**Material supplied**
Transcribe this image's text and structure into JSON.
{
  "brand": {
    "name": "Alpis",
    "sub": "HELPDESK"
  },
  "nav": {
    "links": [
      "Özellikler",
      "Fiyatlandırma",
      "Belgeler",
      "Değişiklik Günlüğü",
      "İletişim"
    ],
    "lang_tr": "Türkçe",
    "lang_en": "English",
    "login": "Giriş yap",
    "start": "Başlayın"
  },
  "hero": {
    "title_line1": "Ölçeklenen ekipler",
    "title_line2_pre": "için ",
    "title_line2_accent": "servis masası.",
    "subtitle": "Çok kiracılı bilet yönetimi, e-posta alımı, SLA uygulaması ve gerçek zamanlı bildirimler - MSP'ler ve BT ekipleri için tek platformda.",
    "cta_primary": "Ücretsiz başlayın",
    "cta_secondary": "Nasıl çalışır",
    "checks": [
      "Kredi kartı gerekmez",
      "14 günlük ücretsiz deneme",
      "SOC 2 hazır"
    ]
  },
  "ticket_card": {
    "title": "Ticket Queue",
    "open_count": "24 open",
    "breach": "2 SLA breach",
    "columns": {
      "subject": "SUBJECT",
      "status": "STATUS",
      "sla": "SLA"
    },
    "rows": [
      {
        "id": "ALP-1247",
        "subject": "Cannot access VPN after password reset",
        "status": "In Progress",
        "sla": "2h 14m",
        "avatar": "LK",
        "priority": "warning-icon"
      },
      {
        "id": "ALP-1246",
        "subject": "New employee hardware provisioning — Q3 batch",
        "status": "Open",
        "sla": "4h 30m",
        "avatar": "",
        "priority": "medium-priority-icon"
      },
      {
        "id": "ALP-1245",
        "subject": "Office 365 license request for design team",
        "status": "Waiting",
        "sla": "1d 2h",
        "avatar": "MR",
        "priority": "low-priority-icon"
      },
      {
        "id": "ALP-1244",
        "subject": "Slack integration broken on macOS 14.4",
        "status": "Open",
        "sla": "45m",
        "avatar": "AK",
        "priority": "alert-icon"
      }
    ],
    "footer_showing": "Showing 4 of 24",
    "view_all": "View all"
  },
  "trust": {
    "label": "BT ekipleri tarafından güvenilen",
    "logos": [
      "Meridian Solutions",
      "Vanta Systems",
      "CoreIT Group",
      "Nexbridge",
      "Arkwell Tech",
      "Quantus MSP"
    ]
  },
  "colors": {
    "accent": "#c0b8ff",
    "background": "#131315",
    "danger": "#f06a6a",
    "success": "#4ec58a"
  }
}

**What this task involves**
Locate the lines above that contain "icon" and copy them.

**Exercise result**
        "priority": "warning-icon"
        "priority": "medium-priority-icon"
        "priority": "low-priority-icon"
        "priority": "alert-icon"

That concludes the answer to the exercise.